In conclusion, the results of this study indicate that dietary medication programs of coccidiostats plus AGPs modulate various parameters of immunity in chickens, as evidenced by alterations in ConA-stimulated spleen cells proliferation, IEL and spleen cells subsets, and regulate cytokine/chemokine mRNA levels in gut epithelial and spleen cells. Future studies are needed to provide a direct causal link between drug-induced altered immune status and increased host susceptibility to infection by mucosal pathogens.
This project was supported by a Trust agreement established between ARS-USDA and Danisco, and partially by the ARS in-house project 1265-32000-086-00D and the Next-Generation BioGreen 21 Program (No. PJ008084), Rural Development Administration, Republic of Korea. We thank Marjorie Nichols and Stacy Torreyson for technical assistance.

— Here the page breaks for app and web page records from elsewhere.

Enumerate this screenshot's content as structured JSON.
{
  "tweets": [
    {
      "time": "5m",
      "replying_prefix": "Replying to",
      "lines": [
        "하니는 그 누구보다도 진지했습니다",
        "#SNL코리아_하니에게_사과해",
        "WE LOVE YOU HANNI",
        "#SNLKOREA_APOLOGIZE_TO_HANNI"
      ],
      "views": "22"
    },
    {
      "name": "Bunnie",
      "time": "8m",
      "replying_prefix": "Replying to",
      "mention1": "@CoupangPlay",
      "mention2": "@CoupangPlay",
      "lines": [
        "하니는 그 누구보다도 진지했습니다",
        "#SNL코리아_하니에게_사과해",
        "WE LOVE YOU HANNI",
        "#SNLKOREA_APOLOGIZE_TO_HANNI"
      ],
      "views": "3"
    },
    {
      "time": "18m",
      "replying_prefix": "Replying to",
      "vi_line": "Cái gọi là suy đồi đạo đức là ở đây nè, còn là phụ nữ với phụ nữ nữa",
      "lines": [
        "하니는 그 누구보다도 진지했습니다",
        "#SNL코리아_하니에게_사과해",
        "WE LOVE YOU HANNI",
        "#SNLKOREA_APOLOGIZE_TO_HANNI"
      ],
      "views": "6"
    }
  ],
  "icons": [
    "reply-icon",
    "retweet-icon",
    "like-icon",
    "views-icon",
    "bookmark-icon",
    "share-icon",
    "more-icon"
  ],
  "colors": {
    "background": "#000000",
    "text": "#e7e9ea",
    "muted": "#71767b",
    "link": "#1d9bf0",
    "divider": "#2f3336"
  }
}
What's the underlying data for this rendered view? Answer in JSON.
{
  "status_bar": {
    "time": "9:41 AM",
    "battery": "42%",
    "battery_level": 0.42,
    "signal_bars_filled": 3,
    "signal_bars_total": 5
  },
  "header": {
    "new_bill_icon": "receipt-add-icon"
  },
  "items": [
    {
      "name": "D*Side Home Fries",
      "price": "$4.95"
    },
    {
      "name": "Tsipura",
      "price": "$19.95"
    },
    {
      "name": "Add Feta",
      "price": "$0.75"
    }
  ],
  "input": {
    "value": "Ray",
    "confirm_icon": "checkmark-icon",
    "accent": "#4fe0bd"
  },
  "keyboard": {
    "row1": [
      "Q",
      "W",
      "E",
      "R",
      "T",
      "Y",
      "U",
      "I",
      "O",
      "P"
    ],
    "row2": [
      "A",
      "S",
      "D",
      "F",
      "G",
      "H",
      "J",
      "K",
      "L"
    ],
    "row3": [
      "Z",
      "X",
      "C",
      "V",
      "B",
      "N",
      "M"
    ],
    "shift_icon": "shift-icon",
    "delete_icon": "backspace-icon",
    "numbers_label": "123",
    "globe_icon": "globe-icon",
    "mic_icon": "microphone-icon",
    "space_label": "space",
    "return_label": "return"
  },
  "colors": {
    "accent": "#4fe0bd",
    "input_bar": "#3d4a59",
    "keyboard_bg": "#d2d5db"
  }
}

This article was originally published in Asian-Australasian Journal of Animal Sciences (AJAS) 2012; 25(3): 382-392. DOI: https://doi.org/10.5713/ajas.2011.11259. This is an Open Access article distributed under the terms of the Creative Commons Attribution Non-Commercial License http://creativecommons.org/licenses/by-nc/3.0/.